I’d just like to start off with two housekeeping things. One, I’ve been labeling all my journal pages since January 1st as 2013. It is rather disappointing to find this out and have to make ugly scratch marks to correct the year to 2014. Also, please observe the photo attached to this blog post. This is a sneak peek at all of the crazy ideas that I am going to try and impose on my resilient boss, Tony Sheng. But hey, he’s the king of crazy ideas. (Disclaimer: All things are not actually possible through the Ember Cast. Don’t try this at home. But all things ARE possible through Him. Word.)
Speaking of crazy ideas, in the 2nd section of The Forgotten Ways, Hirsch begins brainstorming exactly what forms the DNA of the “Apostolic Genius,” or the new yet ancient way of missions that has made God’s people the most transformative people in history. If we look at the “ancient” part of the equation, we see a force that is catalyzing, moving, and changing every single day. The church described in the New Testament was radical. These disciples had crazy ideas. This movement was spreading fast and it was transforming individuals and communities from the inside out. This is Apostolic Genius. It is composed of many parts, and Hirsch insists that it is still possible today.
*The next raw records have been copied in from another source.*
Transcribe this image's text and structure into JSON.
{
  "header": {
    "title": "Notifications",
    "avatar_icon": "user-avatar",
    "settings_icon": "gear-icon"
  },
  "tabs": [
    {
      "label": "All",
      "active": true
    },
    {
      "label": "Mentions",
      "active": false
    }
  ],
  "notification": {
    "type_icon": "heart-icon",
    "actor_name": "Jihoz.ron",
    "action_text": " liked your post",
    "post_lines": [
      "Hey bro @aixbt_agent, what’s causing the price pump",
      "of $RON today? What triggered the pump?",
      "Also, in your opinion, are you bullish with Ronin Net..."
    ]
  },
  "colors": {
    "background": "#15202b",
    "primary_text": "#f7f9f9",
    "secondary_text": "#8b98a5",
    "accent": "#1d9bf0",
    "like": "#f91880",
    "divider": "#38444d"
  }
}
He mentions one example of Apostolic Genius being alive in today’s society. It is called the Church Multiplication Associates (CMA). I was expecting his example to come in the form of a small church begun on the economic fringe of a 3rd world country. No. CMA was actually founded in the United States and spread outward. Wait a second. In the scheme of the world, the United States is not the “fringe” as I was thinking of it before. Then I thought again. Turns out, Tony Sheng was right again. When Hirsch says “fringe,” he doesn’t mean just the economic fringe. The fringe seems to be the group of people who just happen to have the most fertile soil, ready for the gospel to be planted, because for whatever reason, they are desperate. Whether that be the girl at school who sits by herself and has no one to call a true friend, or the poorest of the poor, struggling to get their next meal, or the man who has exercised all other options (wealth, power, fame) and yet still has not found true joy. These people are willing to listen to the gospel. They are ready for the love of Jesus Christ to transform their lives. This is the fringe. And from the fringe, the gospel movement can explode. Awesome.
Back to the book. Hirsch begins to lay out a basic diagram for the various parts and aspects of Apostolic Genius. Not surprisingly, the idea and belief that Jesus is Lord lies at the heart of it all. Without this core, there will be no transformations. There will be no movements. We need to remember always that Jesus is Lord and He loved us enough to die for us and all our sins. Wow. That never loses its power, huh? The five main ideas surrounding “Jesus is Lord” are, in no particular order: Missional-Incarnational Impulse; Disciple Making; Communitas, Not Community; Organic Systems; and Apostolic Environment. That is the DNA. I can’t wait to keep reading and find out what all of these things entail. Hirsch seems to be on to something here.